Twins' hopes ride on filling out rotation
Santana still No. 1, but that's the only guarantee

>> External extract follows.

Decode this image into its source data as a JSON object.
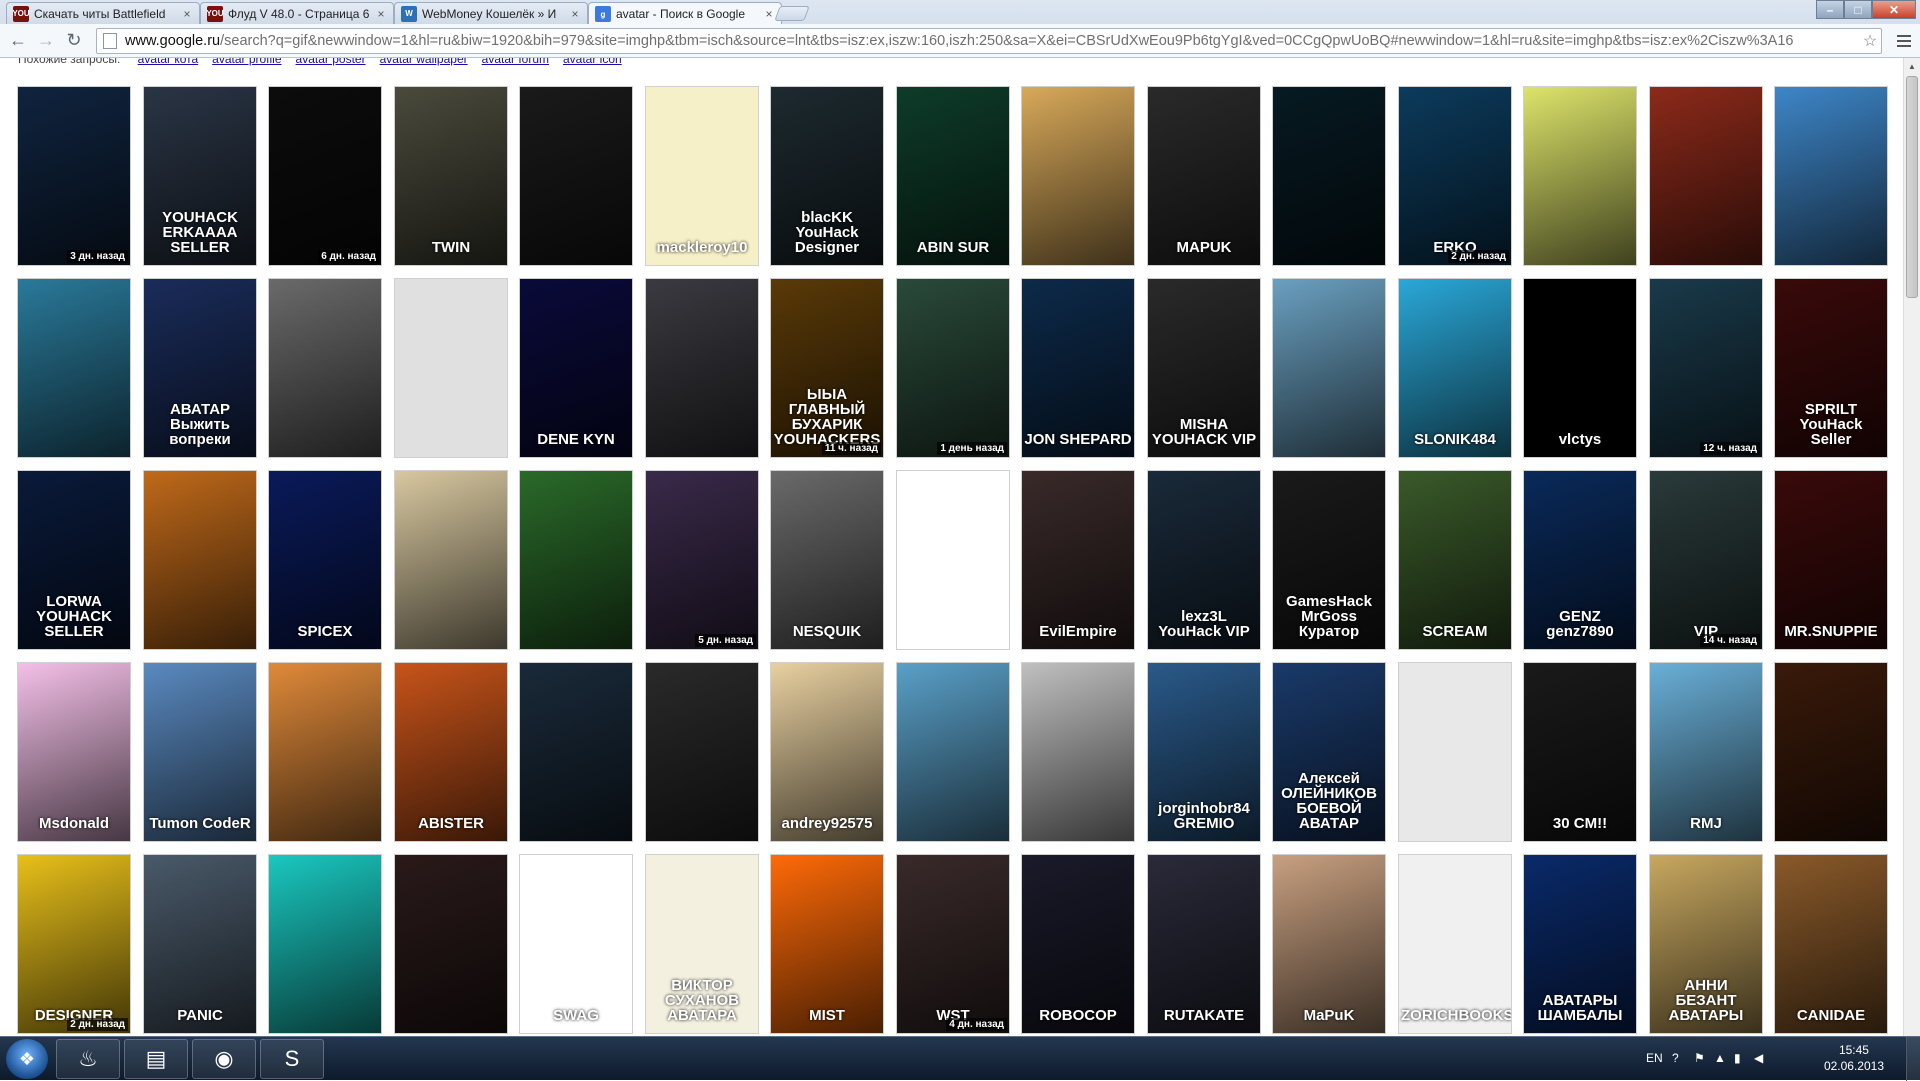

MINNEAPOLIS -- The Twins have become accustomed to leaving for Spring Training with a few question marks.It's just that those questions are usually reserved for their lineup, not their pitching staff. As the Twins head to Fort Myers, Fla., and prepare to defend their fourth American League Central title in the past five years, it's an unusual spot the team finds itself in with a lineup that returns all of its regulars but a starting rotation that is unsettled except for one spot -- Johan Santana. "Usually the question is always about who's playing third base or who is it position player-wise?" catcher Joe Mauer said. "When [Cristian] Guzman left and then [Luis] Rivas, we had questions about the middle of the infield, too. It's always been a position thing for us, as pitching has always been our strength. But I think we have guys coming up that can eventually do that. We just don't have a Brad Radke coming back where you know you're going to get a quality start every time he comes out." The loss of Radke to retirement and '06 rookie phenom Francisco Liriano to injury has put all the emphasis this spring on the rotation, which now will look very different from just a year ago. Only two starters from the Opening Day rotation last season are expected back in the mix, Santana and Carlos Silva, and that leaves plenty of open spots for some young pitchers and new faces to battle for this spring. One thing the catchers seem to know is that this will be a different Spring Training than the ones they've seen in the past. "Joe and I were talking about it the other night, that we're going to have our work cut out for us, we really are," backup catcher Mike Redmond said during TwinsFest. "That work we're talking about is just trying to figure out [the pitchers]. Figure out what these guys like to do and talk to them to kind of find out what's worked for them in the past and what they want us to do as catchers. We'll talk a lot to those guys and try to get on the same page." But the Twins aren't completely new at dealing with pitching problems, either. After all, the team did battle through its share of troubles during the '06 season when injuries and problems on the mound forced the team to go through its share of starters. A total of 10 different pitchers started games for the team en route to its division title. "It never really settled itself for us all year long," Twins manager Ron Gardenhire said of the starting pitching. "We made a lot of changes. We did a lot of filling and trying to get the most out of guys for short amounts of time. Hopefully this year we'll be able to find something at Spring Training and be able to stick with it a little longer so it can carry us through the season." The Twins will have plenty of options for those pitching spots with a handful of young arms in Boof Bonser, Matt Garza, Glen Perkins, Scott Baker and Kevin Slowey, in addition to the two veteran arms they signed in Ramon Ortiz and Sidney Ponson. Still, there are questions for each of these pitchers to answer as many are either without much experience or trying to prove that difficult years are behind them.
Kelly Thesier is a reporter for MLB.com. This story was not subject to the approval of Major League Baseball or its clubs.